(Page and application data records)
↓↓↓

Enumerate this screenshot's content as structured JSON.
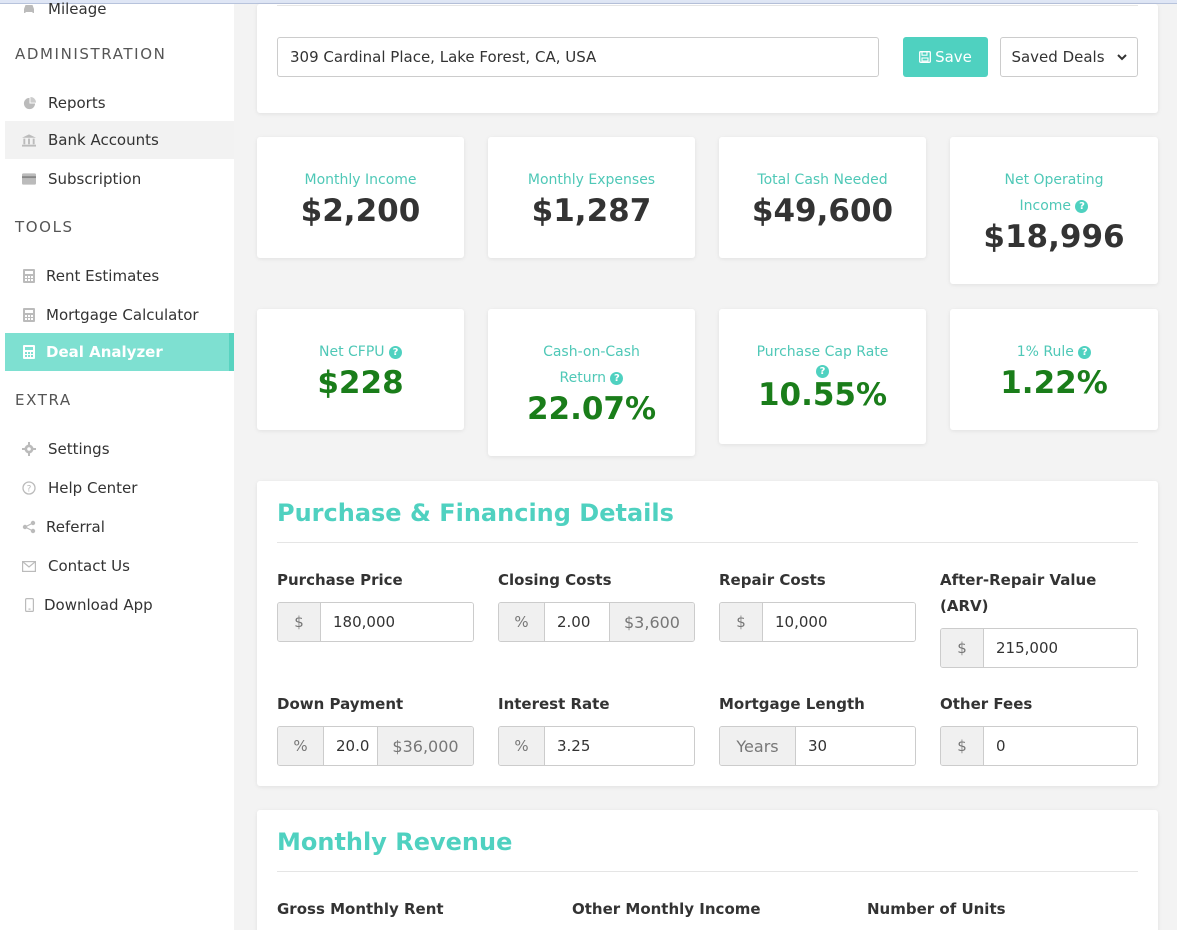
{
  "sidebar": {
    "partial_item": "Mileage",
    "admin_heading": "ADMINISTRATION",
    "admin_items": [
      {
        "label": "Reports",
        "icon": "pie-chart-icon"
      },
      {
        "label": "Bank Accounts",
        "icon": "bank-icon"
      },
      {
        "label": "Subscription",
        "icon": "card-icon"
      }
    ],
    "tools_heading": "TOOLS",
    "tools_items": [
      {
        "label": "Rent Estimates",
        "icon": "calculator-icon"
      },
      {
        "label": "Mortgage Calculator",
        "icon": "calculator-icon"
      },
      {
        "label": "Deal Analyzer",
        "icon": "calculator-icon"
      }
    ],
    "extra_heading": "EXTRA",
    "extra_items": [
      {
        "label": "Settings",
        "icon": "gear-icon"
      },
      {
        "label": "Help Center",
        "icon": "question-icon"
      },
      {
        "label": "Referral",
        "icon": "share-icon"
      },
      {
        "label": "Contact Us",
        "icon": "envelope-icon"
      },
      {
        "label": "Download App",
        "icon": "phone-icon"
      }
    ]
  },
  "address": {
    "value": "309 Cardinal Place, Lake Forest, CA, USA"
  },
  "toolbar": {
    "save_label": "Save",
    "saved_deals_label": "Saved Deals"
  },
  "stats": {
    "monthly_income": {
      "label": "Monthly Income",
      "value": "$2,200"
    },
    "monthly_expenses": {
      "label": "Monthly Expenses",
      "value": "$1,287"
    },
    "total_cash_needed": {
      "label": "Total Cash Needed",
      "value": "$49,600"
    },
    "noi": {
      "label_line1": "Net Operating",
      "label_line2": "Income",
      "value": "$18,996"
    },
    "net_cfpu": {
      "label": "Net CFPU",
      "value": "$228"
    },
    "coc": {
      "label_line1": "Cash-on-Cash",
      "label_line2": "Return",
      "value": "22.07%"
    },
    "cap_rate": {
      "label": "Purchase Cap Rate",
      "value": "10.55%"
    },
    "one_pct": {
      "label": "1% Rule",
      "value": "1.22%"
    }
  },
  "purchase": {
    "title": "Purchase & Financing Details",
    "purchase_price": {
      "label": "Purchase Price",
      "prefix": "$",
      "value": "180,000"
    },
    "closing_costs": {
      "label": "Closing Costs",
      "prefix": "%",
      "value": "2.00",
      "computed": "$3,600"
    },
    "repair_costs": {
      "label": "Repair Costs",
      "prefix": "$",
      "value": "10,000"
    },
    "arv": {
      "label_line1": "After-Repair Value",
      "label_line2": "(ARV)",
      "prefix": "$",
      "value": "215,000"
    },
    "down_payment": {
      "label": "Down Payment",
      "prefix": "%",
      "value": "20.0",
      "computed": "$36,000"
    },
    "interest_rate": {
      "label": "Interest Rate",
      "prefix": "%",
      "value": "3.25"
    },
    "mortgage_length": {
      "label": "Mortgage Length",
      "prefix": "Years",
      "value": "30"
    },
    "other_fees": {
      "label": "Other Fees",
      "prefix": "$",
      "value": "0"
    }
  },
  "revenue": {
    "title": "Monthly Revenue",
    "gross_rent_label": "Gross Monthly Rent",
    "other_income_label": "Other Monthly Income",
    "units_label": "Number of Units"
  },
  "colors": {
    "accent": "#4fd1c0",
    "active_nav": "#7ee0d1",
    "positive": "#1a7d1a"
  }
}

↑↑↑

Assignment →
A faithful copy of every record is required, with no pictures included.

Response area →
Enumerate this screenshot's content as structured JSON.
{
  "sidebar": {
    "partial_item": "Mileage",
    "admin_heading": "ADMINISTRATION",
    "admin_items": [
      {
        "label": "Reports",
        "icon": "pie-chart-icon"
      },
      {
        "label": "Bank Accounts",
        "icon": "bank-icon"
      },
      {
        "label": "Subscription",
        "icon": "card-icon"
      }
    ],
    "tools_heading": "TOOLS",
    "tools_items": [
      {
        "label": "Rent Estimates",
        "icon": "calculator-icon"
      },
      {
        "label": "Mortgage Calculator",
        "icon": "calculator-icon"
      },
      {
        "label": "Deal Analyzer",
        "icon": "calculator-icon"
      }
    ],
    "extra_heading": "EXTRA",
    "extra_items": [
      {
        "label": "Settings",
        "icon": "gear-icon"
      },
      {
        "label": "Help Center",
        "icon": "question-icon"
      },
      {
        "label": "Referral",
        "icon": "share-icon"
      },
      {
        "label": "Contact Us",
        "icon": "envelope-icon"
      },
      {
        "label": "Download App",
        "icon": "phone-icon"
      }
    ]
  },
  "address": {
    "value": "309 Cardinal Place, Lake Forest, CA, USA"
  },
  "toolbar": {
    "save_label": "Save",
    "saved_deals_label": "Saved Deals"
  },
  "stats": {
    "monthly_income": {
      "label": "Monthly Income",
      "value": "$2,200"
    },
    "monthly_expenses": {
      "label": "Monthly Expenses",
      "value": "$1,287"
    },
    "total_cash_needed": {
      "label": "Total Cash Needed",
      "value": "$49,600"
    },
    "noi": {
      "label_line1": "Net Operating",
      "label_line2": "Income",
      "value": "$18,996"
    },
    "net_cfpu": {
      "label": "Net CFPU",
      "value": "$228"
    },
    "coc": {
      "label_line1": "Cash-on-Cash",
      "label_line2": "Return",
      "value": "22.07%"
    },
    "cap_rate": {
      "label": "Purchase Cap Rate",
      "value": "10.55%"
    },
    "one_pct": {
      "label": "1% Rule",
      "value": "1.22%"
    }
  },
  "purchase": {
    "title": "Purchase & Financing Details",
    "purchase_price": {
      "label": "Purchase Price",
      "prefix": "$",
      "value": "180,000"
    },
    "closing_costs": {
      "label": "Closing Costs",
      "prefix": "%",
      "value": "2.00",
      "computed": "$3,600"
    },
    "repair_costs": {
      "label": "Repair Costs",
      "prefix": "$",
      "value": "10,000"
    },
    "arv": {
      "label_line1": "After-Repair Value",
      "label_line2": "(ARV)",
      "prefix": "$",
      "value": "215,000"
    },
    "down_payment": {
      "label": "Down Payment",
      "prefix": "%",
      "value": "20.0",
      "computed": "$36,000"
    },
    "interest_rate": {
      "label": "Interest Rate",
      "prefix": "%",
      "value": "3.25"
    },
    "mortgage_length": {
      "label": "Mortgage Length",
      "prefix": "Years",
      "value": "30"
    },
    "other_fees": {
      "label": "Other Fees",
      "prefix": "$",
      "value": "0"
    }
  },
  "revenue": {
    "title": "Monthly Revenue",
    "gross_rent_label": "Gross Monthly Rent",
    "other_income_label": "Other Monthly Income",
    "units_label": "Number of Units"
  },
  "colors": {
    "accent": "#4fd1c0",
    "active_nav": "#7ee0d1",
    "positive": "#1a7d1a"
  }
}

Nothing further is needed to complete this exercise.